You certainly can uninstall the components(how it shows up in the program list depends ongeneration, but it should mention AMT). Also, it tends to vary by OEM system, but every system I've seen does allow you to disable AMT in the BIOS. Actually, could you let me know what model of ASUS motherboard you have? This is something I'd like to feed back to the internal dev teams.
Thus far I have been unable to remove AMT, which is annoying. Any suggestions on how to go about uninstalling it if there are no AMT-related items in the BIOS?
If it's not in the BIOS, just uninstall the software components. In the installed software packages, you should be able to pick out the one that install the AMT software components.
I am not going to uninstall anything, but rather have use the Windows Computer Management interface to keep LMS.exe from executing at startup. It's amazing - my CPU usage (on a brand new Core i5) has gone from a baseline of 45% to a baseline of 3% just by keeping LMS.exe turned off.
This is an interesting situation. Seems like the increased utilization may be caused by the service trying to communicate with a device that is not present.
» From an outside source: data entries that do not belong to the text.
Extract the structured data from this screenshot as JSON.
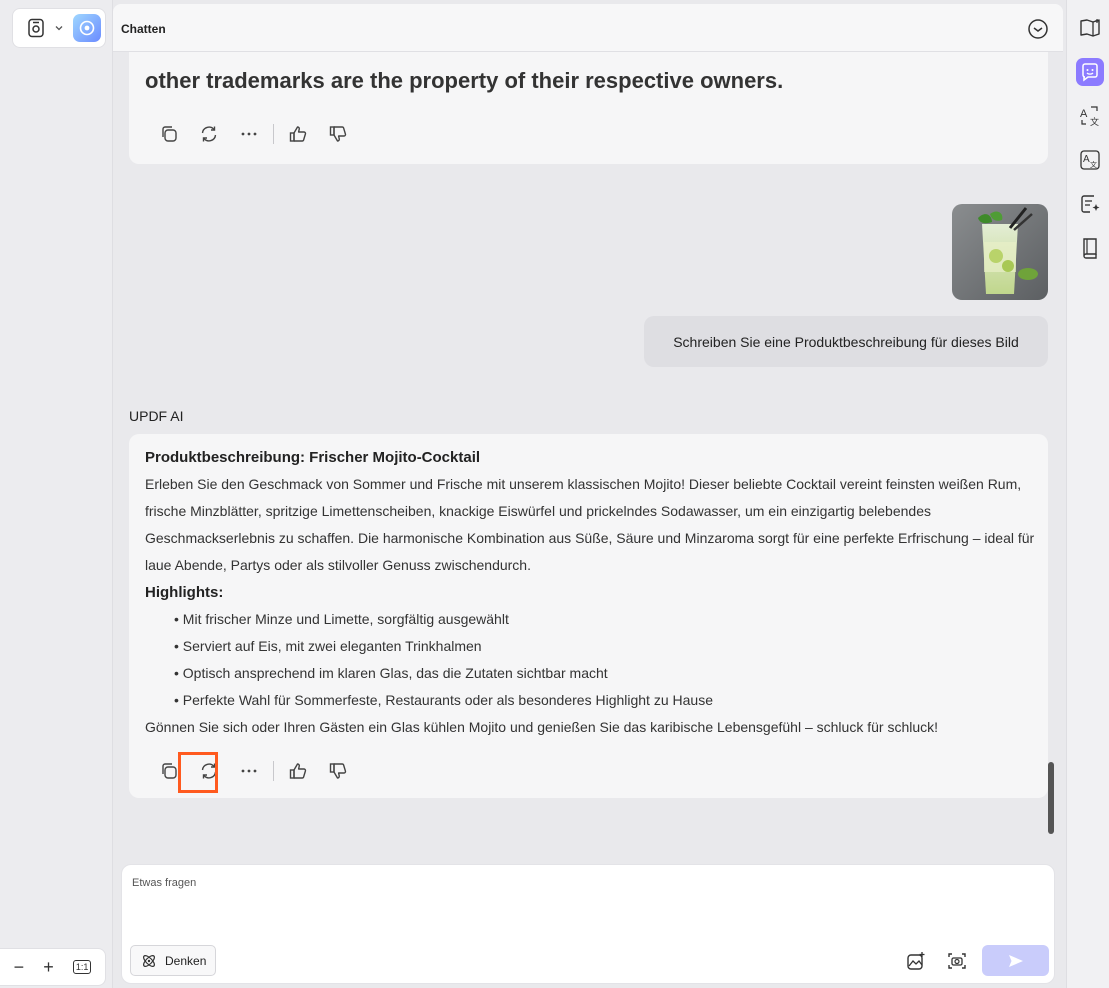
{
  "left_panel": {
    "zoom_out": "−",
    "zoom_in": "+",
    "actual_size": "1:1"
  },
  "chat": {
    "title": "Chatten",
    "prev_message_tail": "other trademarks are the property of their respective owners.",
    "user_prompt": "Schreiben Sie eine Produktbeschreibung für dieses Bild",
    "ai_label": "UPDF AI",
    "response": {
      "title": "Produktbeschreibung: Frischer Mojito-Cocktail",
      "paragraph": "Erleben Sie den Geschmack von Sommer und Frische mit unserem klassischen Mojito! Dieser beliebte Cocktail vereint feinsten weißen Rum, frische Minzblätter, spritzige Limettenscheiben, knackige Eiswürfel und prickelndes Sodawasser, um ein einzigartig belebendes Geschmackserlebnis zu schaffen. Die harmonische Kombination aus Süße, Säure und Minzaroma sorgt für eine perfekte Erfrischung – ideal für laue Abende, Partys oder als stilvoller Genuss zwischendurch.",
      "highlights_title": "Highlights:",
      "highlights": [
        "Mit frischer Minze und Limette, sorgfältig ausgewählt",
        "Serviert auf Eis, mit zwei eleganten Trinkhalmen",
        "Optisch ansprechend im klaren Glas, das die Zutaten sichtbar macht",
        "Perfekte Wahl für Sommerfeste, Restaurants oder als besonderes Highlight zu Hause"
      ],
      "closing": "Gönnen Sie sich oder Ihren Gästen ein Glas kühlen Mojito und genießen Sie das karibische Lebensgefühl – schluck für schluck!"
    }
  },
  "composer": {
    "placeholder": "Etwas fragen",
    "think_label": "Denken"
  },
  "colors": {
    "accent": "#8c7bff",
    "highlight": "#ff5a1f",
    "send_disabled": "#c9ccfb"
  }
}
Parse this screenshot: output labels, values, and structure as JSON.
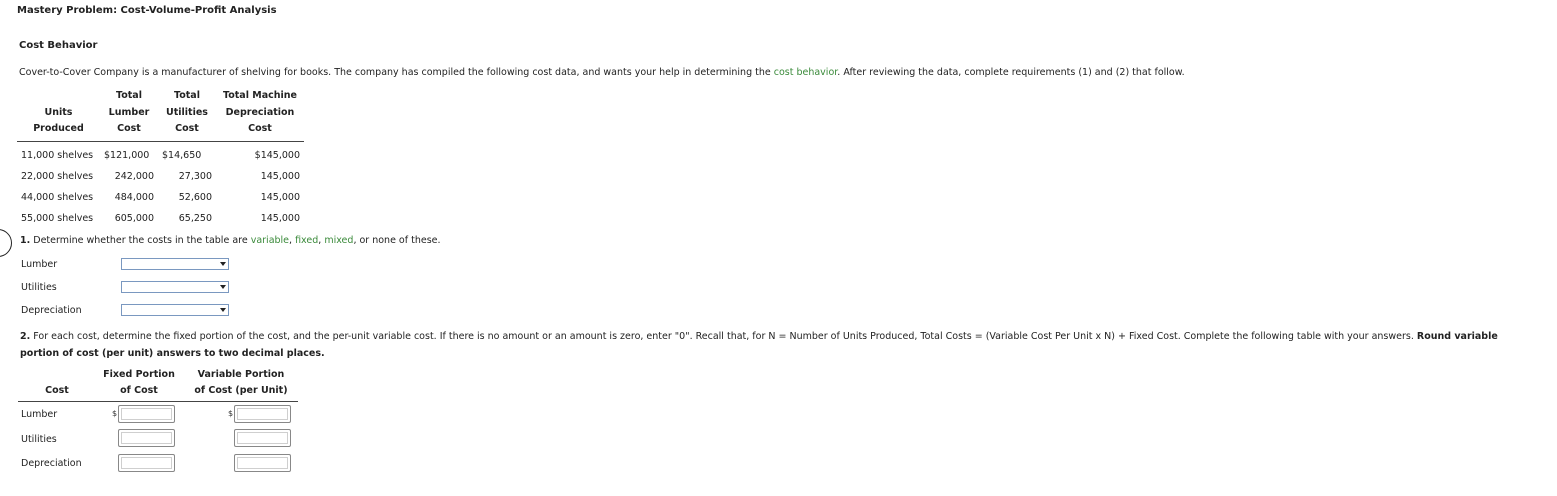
{
  "title": "Mastery Problem: Cost-Volume-Profit Analysis",
  "section_title": "Cost Behavior",
  "intro": {
    "before": "Cover-to-Cover Company is a manufacturer of shelving for books. The company has compiled the following cost data, and wants your help in determining the ",
    "link": "cost behavior",
    "after": ". After reviewing the data, complete requirements (1) and (2) that follow."
  },
  "cost_table": {
    "headers": {
      "units": [
        "Units",
        "Produced"
      ],
      "lumber": [
        "Total",
        "Lumber",
        "Cost"
      ],
      "utilities": [
        "Total",
        "Utilities",
        "Cost"
      ],
      "depreciation": [
        "Total Machine",
        "Depreciation",
        "Cost"
      ]
    },
    "rows": [
      {
        "units": "11,000 shelves",
        "lumber": "$121,000",
        "utilities": "$14,650",
        "depreciation": "$145,000"
      },
      {
        "units": "22,000 shelves",
        "lumber": "242,000",
        "utilities": "27,300",
        "depreciation": "145,000"
      },
      {
        "units": "44,000 shelves",
        "lumber": "484,000",
        "utilities": "52,600",
        "depreciation": "145,000"
      },
      {
        "units": "55,000 shelves",
        "lumber": "605,000",
        "utilities": "65,250",
        "depreciation": "145,000"
      }
    ]
  },
  "q1": {
    "prefix": "1.",
    "text": " Determine whether the costs in the table are ",
    "variable": "variable",
    "sep1": ", ",
    "fixed": "fixed",
    "sep2": ", ",
    "mixed": "mixed",
    "end": ", or none of these.",
    "items": [
      {
        "label": "Lumber",
        "value": ""
      },
      {
        "label": "Utilities",
        "value": ""
      },
      {
        "label": "Depreciation",
        "value": ""
      }
    ]
  },
  "q2": {
    "prefix": "2.",
    "text": " For each cost, determine the fixed portion of the cost, and the per-unit variable cost. If there is no amount or an amount is zero, enter \"0\". Recall that, for N = Number of Units Produced, Total Costs = (Variable Cost Per Unit x N) + Fixed Cost. Complete the following table with your answers. ",
    "bold": "Round variable portion of cost (per unit) answers to two decimal places."
  },
  "answer_table": {
    "headers": {
      "cost": "Cost",
      "fixed": [
        "Fixed Portion",
        "of Cost"
      ],
      "variable": [
        "Variable Portion",
        "of Cost (per Unit)"
      ]
    },
    "currency": "$",
    "rows": [
      {
        "label": "Lumber",
        "fixed": "",
        "variable": ""
      },
      {
        "label": "Utilities",
        "fixed": "",
        "variable": ""
      },
      {
        "label": "Depreciation",
        "fixed": "",
        "variable": ""
      }
    ]
  }
}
BKM will be to keep the LMS off of systems without AMT.
Thanks for the post.